ABOUT THIS EXERCISE: In your copy, repeat each record exactly and include no pictures.

(Dataset excerpts)
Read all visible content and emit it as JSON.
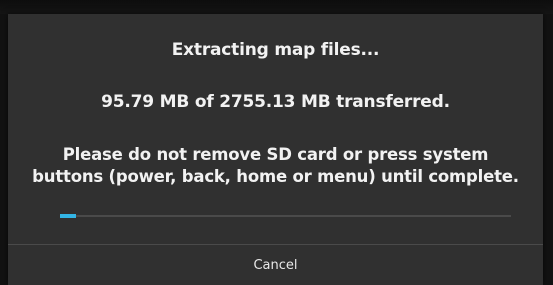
{
  "dialog": {
    "title": "Extracting map files...",
    "transferred_text": "95.79 MB of 2755.13 MB transferred.",
    "warning_line_1": "Please do not remove SD card or press system",
    "warning_line_2": "buttons (power, back, home or menu) until complete.",
    "progress": {
      "transferred_mb": 95.79,
      "total_mb": 2755.13,
      "fraction": 0.0348
    },
    "cancel_label": "Cancel"
  },
  "colors": {
    "dialog_background": "#303030",
    "screen_background": "#121212",
    "text": "#f2f2f2",
    "progress_accent": "#33b5e5",
    "progress_track": "#4a4a4a"
  }
}
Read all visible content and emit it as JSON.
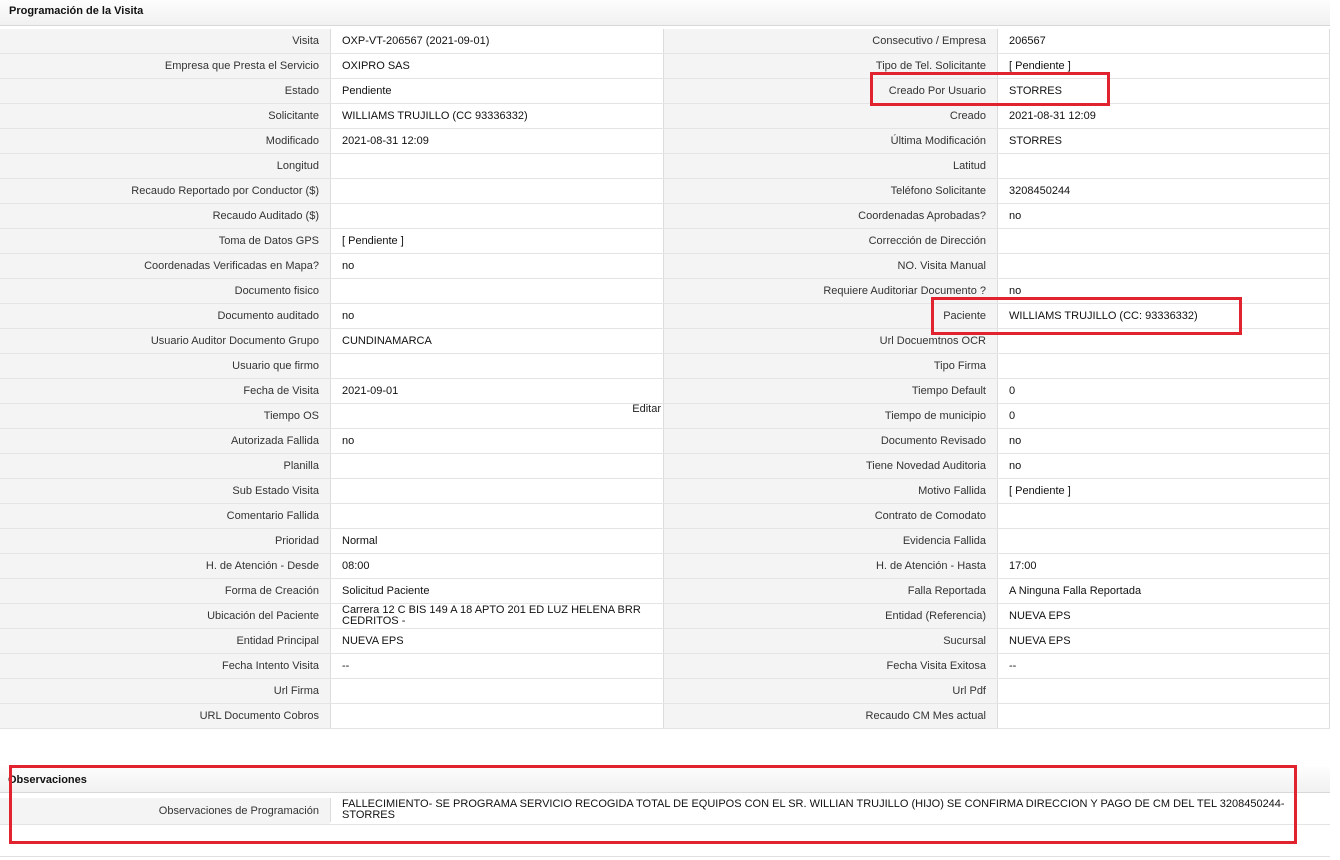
{
  "section_title": "Programación de la Visita",
  "rows": [
    {
      "l1": "Visita",
      "v1": "OXP-VT-206567 (2021-09-01)",
      "l2": "Consecutivo / Empresa",
      "v2": "206567"
    },
    {
      "l1": "Empresa que Presta el Servicio",
      "v1": "OXIPRO SAS",
      "l2": "Tipo de Tel. Solicitante",
      "v2": "[ Pendiente ]"
    },
    {
      "l1": "Estado",
      "v1": "Pendiente",
      "l2": "Creado Por Usuario",
      "v2": "STORRES"
    },
    {
      "l1": "Solicitante",
      "v1": "WILLIAMS TRUJILLO (CC 93336332)",
      "l2": "Creado",
      "v2": "2021-08-31 12:09"
    },
    {
      "l1": "Modificado",
      "v1": "2021-08-31 12:09",
      "l2": "Última Modificación",
      "v2": " STORRES"
    },
    {
      "l1": "Longitud",
      "v1": "",
      "l2": "Latitud",
      "v2": ""
    },
    {
      "l1": "Recaudo Reportado por Conductor ($)",
      "v1": "",
      "l2": "Teléfono Solicitante",
      "v2": "3208450244"
    },
    {
      "l1": "Recaudo Auditado ($)",
      "v1": "",
      "l2": "Coordenadas Aprobadas?",
      "v2": " no"
    },
    {
      "l1": "Toma de Datos GPS",
      "v1": "[ Pendiente ]",
      "l2": "Corrección de Dirección",
      "v2": ""
    },
    {
      "l1": "Coordenadas Verificadas en Mapa?",
      "v1": " no",
      "l2": "NO. Visita Manual",
      "v2": ""
    },
    {
      "l1": "Documento fisico",
      "v1": "",
      "l2": "Requiere Auditoriar Documento ?",
      "v2": " no"
    },
    {
      "l1": "Documento auditado",
      "v1": " no",
      "l2": "Paciente",
      "v2": "WILLIAMS TRUJILLO (CC: 93336332)"
    },
    {
      "l1": "Usuario Auditor Documento Grupo",
      "v1": "CUNDINAMARCA",
      "l2": "Url Docuemtnos OCR",
      "v2": ""
    },
    {
      "l1": "Usuario que firmo",
      "v1": "",
      "l2": "Tipo Firma",
      "v2": ""
    },
    {
      "l1": "Fecha de Visita",
      "v1": " 2021-09-01",
      "l2": "Tiempo Default",
      "v2": "0"
    },
    {
      "l1": "Tiempo OS",
      "v1": "",
      "l2": "Tiempo de municipio",
      "v2": "0"
    },
    {
      "l1": "Autorizada Fallida",
      "v1": " no",
      "l2": "Documento Revisado",
      "v2": " no"
    },
    {
      "l1": "Planilla",
      "v1": "",
      "l2": "Tiene Novedad Auditoria",
      "v2": " no"
    },
    {
      "l1": "Sub Estado Visita",
      "v1": "",
      "l2": "Motivo Fallida",
      "v2": "[ Pendiente ]"
    },
    {
      "l1": "Comentario Fallida",
      "v1": "",
      "l2": "Contrato de Comodato",
      "v2": ""
    },
    {
      "l1": "Prioridad",
      "v1": "Normal",
      "l2": "Evidencia Fallida",
      "v2": ""
    },
    {
      "l1": "H. de Atención - Desde",
      "v1": "08:00",
      "l2": "H. de Atención - Hasta",
      "v2": "17:00"
    },
    {
      "l1": "Forma de Creación",
      "v1": "Solicitud Paciente",
      "l2": "Falla Reportada",
      "v2": "A Ninguna Falla Reportada"
    },
    {
      "l1": "Ubicación del Paciente",
      "v1": "Carrera 12 C BIS 149 A 18 APTO 201 ED LUZ HELENA BRR CEDRITOS -",
      "l2": "Entidad (Referencia)",
      "v2": "NUEVA EPS"
    },
    {
      "l1": "Entidad Principal",
      "v1": "NUEVA EPS",
      "l2": "Sucursal",
      "v2": "NUEVA EPS"
    },
    {
      "l1": "Fecha Intento Visita",
      "v1": " --",
      "l2": "Fecha Visita Exitosa",
      "v2": " --"
    },
    {
      "l1": "Url Firma",
      "v1": "",
      "l2": "Url Pdf",
      "v2": ""
    },
    {
      "l1": "URL Documento Cobros",
      "v1": "",
      "l2": "Recaudo CM Mes actual",
      "v2": ""
    }
  ],
  "editar_label": "Editar",
  "observaciones": {
    "title": "Observaciones",
    "label": "Observaciones de Programación",
    "value": "  FALLECIMIENTO- SE PROGRAMA SERVICIO RECOGIDA TOTAL DE EQUIPOS CON EL SR. WILLIAN TRUJILLO (HIJO) SE CONFIRMA DIRECCION Y PAGO DE CM DEL TEL 3208450244-STORRES"
  },
  "highlight_color": "#e0232e"
}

WRITTEN REPLY:
Read all visible content and emit it as JSON.
{
  "dialog": {
    "title": "Extracting map files...",
    "transferred_text": "95.79 MB of 2755.13 MB transferred.",
    "warning_line_1": "Please do not remove SD card or press system",
    "warning_line_2": "buttons (power, back, home or menu) until complete.",
    "progress": {
      "transferred_mb": 95.79,
      "total_mb": 2755.13,
      "fraction": 0.0348
    },
    "cancel_label": "Cancel"
  },
  "colors": {
    "dialog_background": "#303030",
    "screen_background": "#121212",
    "text": "#f2f2f2",
    "progress_accent": "#33b5e5",
    "progress_track": "#4a4a4a"
  }
}
Read all visible content and emit it as JSON.
{
  "section_title": "Programación de la Visita",
  "rows": [
    {
      "l1": "Visita",
      "v1": "OXP-VT-206567 (2021-09-01)",
      "l2": "Consecutivo / Empresa",
      "v2": "206567"
    },
    {
      "l1": "Empresa que Presta el Servicio",
      "v1": "OXIPRO SAS",
      "l2": "Tipo de Tel. Solicitante",
      "v2": "[ Pendiente ]"
    },
    {
      "l1": "Estado",
      "v1": "Pendiente",
      "l2": "Creado Por Usuario",
      "v2": "STORRES"
    },
    {
      "l1": "Solicitante",
      "v1": "WILLIAMS TRUJILLO (CC 93336332)",
      "l2": "Creado",
      "v2": "2021-08-31 12:09"
    },
    {
      "l1": "Modificado",
      "v1": "2021-08-31 12:09",
      "l2": "Última Modificación",
      "v2": " STORRES"
    },
    {
      "l1": "Longitud",
      "v1": "",
      "l2": "Latitud",
      "v2": ""
    },
    {
      "l1": "Recaudo Reportado por Conductor ($)",
      "v1": "",
      "l2": "Teléfono Solicitante",
      "v2": "3208450244"
    },
    {
      "l1": "Recaudo Auditado ($)",
      "v1": "",
      "l2": "Coordenadas Aprobadas?",
      "v2": " no"
    },
    {
      "l1": "Toma de Datos GPS",
      "v1": "[ Pendiente ]",
      "l2": "Corrección de Dirección",
      "v2": ""
    },
    {
      "l1": "Coordenadas Verificadas en Mapa?",
      "v1": " no",
      "l2": "NO. Visita Manual",
      "v2": ""
    },
    {
      "l1": "Documento fisico",
      "v1": "",
      "l2": "Requiere Auditoriar Documento ?",
      "v2": " no"
    },
    {
      "l1": "Documento auditado",
      "v1": " no",
      "l2": "Paciente",
      "v2": "WILLIAMS TRUJILLO (CC: 93336332)"
    },
    {
      "l1": "Usuario Auditor Documento Grupo",
      "v1": "CUNDINAMARCA",
      "l2": "Url Docuemtnos OCR",
      "v2": ""
    },
    {
      "l1": "Usuario que firmo",
      "v1": "",
      "l2": "Tipo Firma",
      "v2": ""
    },
    {
      "l1": "Fecha de Visita",
      "v1": " 2021-09-01",
      "l2": "Tiempo Default",
      "v2": "0"
    },
    {
      "l1": "Tiempo OS",
      "v1": "",
      "l2": "Tiempo de municipio",
      "v2": "0"
    },
    {
      "l1": "Autorizada Fallida",
      "v1": " no",
      "l2": "Documento Revisado",
      "v2": " no"
    },
    {
      "l1": "Planilla",
      "v1": "",
      "l2": "Tiene Novedad Auditoria",
      "v2": " no"
    },
    {
      "l1": "Sub Estado Visita",
      "v1": "",
      "l2": "Motivo Fallida",
      "v2": "[ Pendiente ]"
    },
    {
      "l1": "Comentario Fallida",
      "v1": "",
      "l2": "Contrato de Comodato",
      "v2": ""
    },
    {
      "l1": "Prioridad",
      "v1": "Normal",
      "l2": "Evidencia Fallida",
      "v2": ""
    },
    {
      "l1": "H. de Atención - Desde",
      "v1": "08:00",
      "l2": "H. de Atención - Hasta",
      "v2": "17:00"
    },
    {
      "l1": "Forma de Creación",
      "v1": "Solicitud Paciente",
      "l2": "Falla Reportada",
      "v2": "A Ninguna Falla Reportada"
    },
    {
      "l1": "Ubicación del Paciente",
      "v1": "Carrera 12 C BIS 149 A 18 APTO 201 ED LUZ HELENA BRR CEDRITOS -",
      "l2": "Entidad (Referencia)",
      "v2": "NUEVA EPS"
    },
    {
      "l1": "Entidad Principal",
      "v1": "NUEVA EPS",
      "l2": "Sucursal",
      "v2": "NUEVA EPS"
    },
    {
      "l1": "Fecha Intento Visita",
      "v1": " --",
      "l2": "Fecha Visita Exitosa",
      "v2": " --"
    },
    {
      "l1": "Url Firma",
      "v1": "",
      "l2": "Url Pdf",
      "v2": ""
    },
    {
      "l1": "URL Documento Cobros",
      "v1": "",
      "l2": "Recaudo CM Mes actual",
      "v2": ""
    }
  ],
  "editar_label": "Editar",
  "observaciones": {
    "title": "Observaciones",
    "label": "Observaciones de Programación",
    "value": "  FALLECIMIENTO- SE PROGRAMA SERVICIO RECOGIDA TOTAL DE EQUIPOS CON EL SR. WILLIAN TRUJILLO (HIJO) SE CONFIRMA DIRECCION Y PAGO DE CM DEL TEL 3208450244-STORRES"
  },
  "highlight_color": "#e0232e"
}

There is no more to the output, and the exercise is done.